Perhaps it applies more to projects that have run off the rails?
I don’t care what you believe, really. On one level I do – if it hurts or restrains me in some way I care, and my degree of caring depends upon how much I really believe that you – or whomever is responsible – is wrong. If you are right then I’ll pull my head in. If you have no basis in logic but are drawing upon false conclusions – then I’ll get riled. I also care if you – or anyone, really – is hurting themsleves or others through false beliefs or actions based upon illogical premises. I don’t want to get all post-modern about it but if there is some form of harm in what you say or promote – be it physical or psychic – then you should desist; and you must at least acknowledge that others may have other opinions and are entitled to them. Especially at Christmas time, or at any “holy day”, irrespective of religion or belief.
Consider that my all-encompassing disclaimer for 2006. Who knows what I may think in 2007!
I stumbled over this – it’s a long piece of blogging but an interesting insight into one biologist’s reason for being. Hopefully, irrespective of our faith or belief, we can all feel that sense of wonder at the world and the universe beyond.
Because I can, I will share here some weirder choices from my personal bookshelf. You may not agree with ‘weird’, indeed weird is the wrong word. Nevertheless I use it advisedly in the sense that I will cover subjects beyond literal truth. And I use truth advisedly as mathematics is the only provable truth. Everything else is either awaiting a mathematical proof or is a belief, a theory or an assumption.

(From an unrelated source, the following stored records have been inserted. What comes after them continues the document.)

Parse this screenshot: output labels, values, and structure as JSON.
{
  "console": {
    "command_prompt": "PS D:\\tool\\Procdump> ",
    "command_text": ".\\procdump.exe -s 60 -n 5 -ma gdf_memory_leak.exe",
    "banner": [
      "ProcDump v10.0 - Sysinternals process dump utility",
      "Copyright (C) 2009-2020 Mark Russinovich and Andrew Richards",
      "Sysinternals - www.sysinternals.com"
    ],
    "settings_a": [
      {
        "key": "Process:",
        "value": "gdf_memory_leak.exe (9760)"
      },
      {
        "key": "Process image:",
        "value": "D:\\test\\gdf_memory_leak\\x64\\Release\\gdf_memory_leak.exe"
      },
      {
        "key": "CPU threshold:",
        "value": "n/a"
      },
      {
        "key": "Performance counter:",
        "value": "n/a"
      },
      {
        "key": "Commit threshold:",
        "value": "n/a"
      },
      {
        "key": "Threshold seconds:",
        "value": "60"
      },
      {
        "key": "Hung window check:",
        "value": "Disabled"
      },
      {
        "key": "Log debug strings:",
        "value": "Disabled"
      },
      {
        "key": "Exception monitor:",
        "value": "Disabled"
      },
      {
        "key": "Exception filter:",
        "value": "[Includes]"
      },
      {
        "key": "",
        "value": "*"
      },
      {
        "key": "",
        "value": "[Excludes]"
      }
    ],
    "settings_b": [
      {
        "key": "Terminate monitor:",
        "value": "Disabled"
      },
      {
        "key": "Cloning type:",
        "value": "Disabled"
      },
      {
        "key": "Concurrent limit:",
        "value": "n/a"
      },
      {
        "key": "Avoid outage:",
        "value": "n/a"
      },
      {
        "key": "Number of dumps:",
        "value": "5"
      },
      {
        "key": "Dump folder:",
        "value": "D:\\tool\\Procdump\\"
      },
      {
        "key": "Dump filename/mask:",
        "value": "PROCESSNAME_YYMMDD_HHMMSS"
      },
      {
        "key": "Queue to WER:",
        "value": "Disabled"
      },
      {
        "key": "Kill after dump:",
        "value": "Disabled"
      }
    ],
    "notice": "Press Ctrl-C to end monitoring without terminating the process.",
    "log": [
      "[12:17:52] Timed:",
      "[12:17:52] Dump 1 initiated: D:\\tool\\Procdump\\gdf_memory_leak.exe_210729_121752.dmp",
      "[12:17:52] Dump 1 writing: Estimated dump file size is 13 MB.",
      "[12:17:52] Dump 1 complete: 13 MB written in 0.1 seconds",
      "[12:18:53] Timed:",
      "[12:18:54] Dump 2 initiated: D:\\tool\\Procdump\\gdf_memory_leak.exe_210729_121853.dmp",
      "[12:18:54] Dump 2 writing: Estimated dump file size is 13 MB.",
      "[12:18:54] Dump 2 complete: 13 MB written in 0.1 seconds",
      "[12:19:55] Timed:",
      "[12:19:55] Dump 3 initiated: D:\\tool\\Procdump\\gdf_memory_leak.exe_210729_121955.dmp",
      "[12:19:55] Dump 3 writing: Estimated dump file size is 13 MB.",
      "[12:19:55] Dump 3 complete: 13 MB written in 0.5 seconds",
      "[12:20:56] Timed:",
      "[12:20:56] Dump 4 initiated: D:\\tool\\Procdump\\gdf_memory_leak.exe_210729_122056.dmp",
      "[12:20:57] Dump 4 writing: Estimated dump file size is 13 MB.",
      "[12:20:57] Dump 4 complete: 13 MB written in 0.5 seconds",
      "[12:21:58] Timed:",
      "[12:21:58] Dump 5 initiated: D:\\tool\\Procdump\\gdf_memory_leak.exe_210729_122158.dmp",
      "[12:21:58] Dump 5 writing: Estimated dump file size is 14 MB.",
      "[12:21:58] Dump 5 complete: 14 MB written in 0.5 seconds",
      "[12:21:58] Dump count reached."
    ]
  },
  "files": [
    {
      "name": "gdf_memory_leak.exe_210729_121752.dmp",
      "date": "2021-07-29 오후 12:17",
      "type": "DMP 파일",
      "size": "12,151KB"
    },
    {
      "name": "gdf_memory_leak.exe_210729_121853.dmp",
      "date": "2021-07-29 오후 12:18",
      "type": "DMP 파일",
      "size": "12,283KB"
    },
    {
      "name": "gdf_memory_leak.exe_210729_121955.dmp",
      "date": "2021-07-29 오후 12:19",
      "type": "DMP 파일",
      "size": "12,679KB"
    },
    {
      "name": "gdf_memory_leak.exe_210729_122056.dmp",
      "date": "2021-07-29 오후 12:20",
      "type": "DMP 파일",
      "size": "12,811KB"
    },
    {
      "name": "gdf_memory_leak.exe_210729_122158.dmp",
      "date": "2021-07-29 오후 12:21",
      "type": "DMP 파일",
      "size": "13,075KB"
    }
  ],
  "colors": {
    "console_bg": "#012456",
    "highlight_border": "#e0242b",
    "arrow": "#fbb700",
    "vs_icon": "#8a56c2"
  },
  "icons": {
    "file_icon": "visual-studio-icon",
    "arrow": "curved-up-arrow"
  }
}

Just to explain my thinking: you may believe in what you can see, hear and/or touch, and that’s cool; but it’s not necessarily a literal truth. Even if a thousand people see, hear and/or touch that “thing” it doesn’t make it true. It may be real enough to the people concerned but it’s not an incontrovertible truth. It may be an illusion. It may be a shared thought. It may be a shared assumption. It’s something, but it’s not a literal truth. To be a literal truth requires proof. To my mind we can only be certain of mathematical proofs, as I haven’t seen any other proof that convincingly lives outside the mind or perception of man.
And I could be wrong about maths. Perhaps there is no independent proof? Ahhh, but that’s an undiscovered country from whose bourne no traveller returns….
So to the first installment of my ‘way out but worth it’ booklist, in no particular order:
- Bill Shakespeare’s works in full. An essential lesson in the use of the English language, up there with Fowler’s.
- The Elegant Universe (by Brian Greene. Post-Einstein string theory to get you thinking.)
- Anything by Richard Dawkins or Stephen Jay Gould. As I said, there are mathematical proofs and there are theories. Some theories are more compelling than others.
- The Torah (the Pentateuch, the Book of Moses: a lively read, basis for Judaism and the Old Testment and a fascinating read on any level)
- The Bible (Greek for ‘Books’; The Old and New Testaments: basis for the Christian cults and a brilliant read)
- The Koran (Arabic for ‘Recital’: another excellent piece of writing and the basis for Islam. I have the Dawood translation)
- The History of Magic (by Eliphas Levi: a great, compelling read. Spot the a ha! ‘Harry Potter’ moments and see the footprints of Rowling’s research)
- The Theory of Celestial influence (by Rodney Collin: immensely detailed, it wallows around trying to ‘prove’ a case scientifically but falls magnificently short. Can be heavy, clumsy and painful to read…but still worth it for the determined!).
That’s just for starters. Let me know what you think.